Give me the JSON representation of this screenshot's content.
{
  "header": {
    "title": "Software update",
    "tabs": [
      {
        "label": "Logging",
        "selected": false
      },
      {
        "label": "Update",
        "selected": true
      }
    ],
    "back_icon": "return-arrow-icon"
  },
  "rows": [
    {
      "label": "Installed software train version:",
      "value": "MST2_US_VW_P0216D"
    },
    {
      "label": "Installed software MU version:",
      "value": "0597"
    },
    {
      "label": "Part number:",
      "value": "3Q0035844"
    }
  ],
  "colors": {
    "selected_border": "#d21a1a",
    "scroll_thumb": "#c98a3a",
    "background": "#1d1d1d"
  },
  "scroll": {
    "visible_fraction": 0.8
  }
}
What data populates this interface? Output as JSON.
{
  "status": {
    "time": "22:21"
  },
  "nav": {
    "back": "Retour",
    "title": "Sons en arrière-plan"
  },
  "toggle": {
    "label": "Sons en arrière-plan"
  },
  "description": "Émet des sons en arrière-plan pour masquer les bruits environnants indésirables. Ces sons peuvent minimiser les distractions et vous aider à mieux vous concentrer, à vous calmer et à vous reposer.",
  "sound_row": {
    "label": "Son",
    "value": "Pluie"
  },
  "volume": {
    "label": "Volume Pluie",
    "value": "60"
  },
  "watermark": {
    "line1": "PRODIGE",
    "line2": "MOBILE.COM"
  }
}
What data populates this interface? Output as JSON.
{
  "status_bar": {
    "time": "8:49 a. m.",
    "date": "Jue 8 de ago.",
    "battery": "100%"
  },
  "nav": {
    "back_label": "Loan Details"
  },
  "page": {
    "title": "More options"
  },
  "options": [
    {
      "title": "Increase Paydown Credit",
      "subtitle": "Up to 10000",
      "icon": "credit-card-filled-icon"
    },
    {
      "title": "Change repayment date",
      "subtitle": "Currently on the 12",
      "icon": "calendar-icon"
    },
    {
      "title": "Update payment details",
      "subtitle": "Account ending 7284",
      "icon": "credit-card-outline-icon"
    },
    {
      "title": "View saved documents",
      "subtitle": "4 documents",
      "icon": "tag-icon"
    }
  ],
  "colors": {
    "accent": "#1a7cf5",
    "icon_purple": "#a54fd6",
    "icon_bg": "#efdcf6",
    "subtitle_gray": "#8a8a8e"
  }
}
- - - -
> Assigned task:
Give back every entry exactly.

> Exercise answer:
Give me the JSON representation of this screenshot's content.
{
  "header": {
    "title": "Software update",
    "tabs": [
      {
        "label": "Logging",
        "selected": false
      },
      {
        "label": "Update",
        "selected": true
      }
    ],
    "back_icon": "return-arrow-icon"
  },
  "rows": [
    {
      "label": "Installed software train version:",
      "value": "MST2_US_VW_P0216D"
    },
    {
      "label": "Installed software MU version:",
      "value": "0597"
    },
    {
      "label": "Part number:",
      "value": "3Q0035844"
    }
  ],
  "colors": {
    "selected_border": "#d21a1a",
    "scroll_thumb": "#c98a3a",
    "background": "#1d1d1d"
  },
  "scroll": {
    "visible_fraction": 0.8
  }
}
What data populates this interface? Output as JSON.
{
  "status": {
    "time": "22:21"
  },
  "nav": {
    "back": "Retour",
    "title": "Sons en arrière-plan"
  },
  "toggle": {
    "label": "Sons en arrière-plan"
  },
  "description": "Émet des sons en arrière-plan pour masquer les bruits environnants indésirables. Ces sons peuvent minimiser les distractions et vous aider à mieux vous concentrer, à vous calmer et à vous reposer.",
  "sound_row": {
    "label": "Son",
    "value": "Pluie"
  },
  "volume": {
    "label": "Volume Pluie",
    "value": "60"
  },
  "watermark": {
    "line1": "PRODIGE",
    "line2": "MOBILE.COM"
  }
}
What data populates this interface? Output as JSON.
{
  "status_bar": {
    "time": "8:49 a. m.",
    "date": "Jue 8 de ago.",
    "battery": "100%"
  },
  "nav": {
    "back_label": "Loan Details"
  },
  "page": {
    "title": "More options"
  },
  "options": [
    {
      "title": "Increase Paydown Credit",
      "subtitle": "Up to 10000",
      "icon": "credit-card-filled-icon"
    },
    {
      "title": "Change repayment date",
      "subtitle": "Currently on the 12",
      "icon": "calendar-icon"
    },
    {
      "title": "Update payment details",
      "subtitle": "Account ending 7284",
      "icon": "credit-card-outline-icon"
    },
    {
      "title": "View saved documents",
      "subtitle": "4 documents",
      "icon": "tag-icon"
    }
  ],
  "colors": {
    "accent": "#1a7cf5",
    "icon_purple": "#a54fd6",
    "icon_bg": "#efdcf6",
    "subtitle_gray": "#8a8a8e"
  }
}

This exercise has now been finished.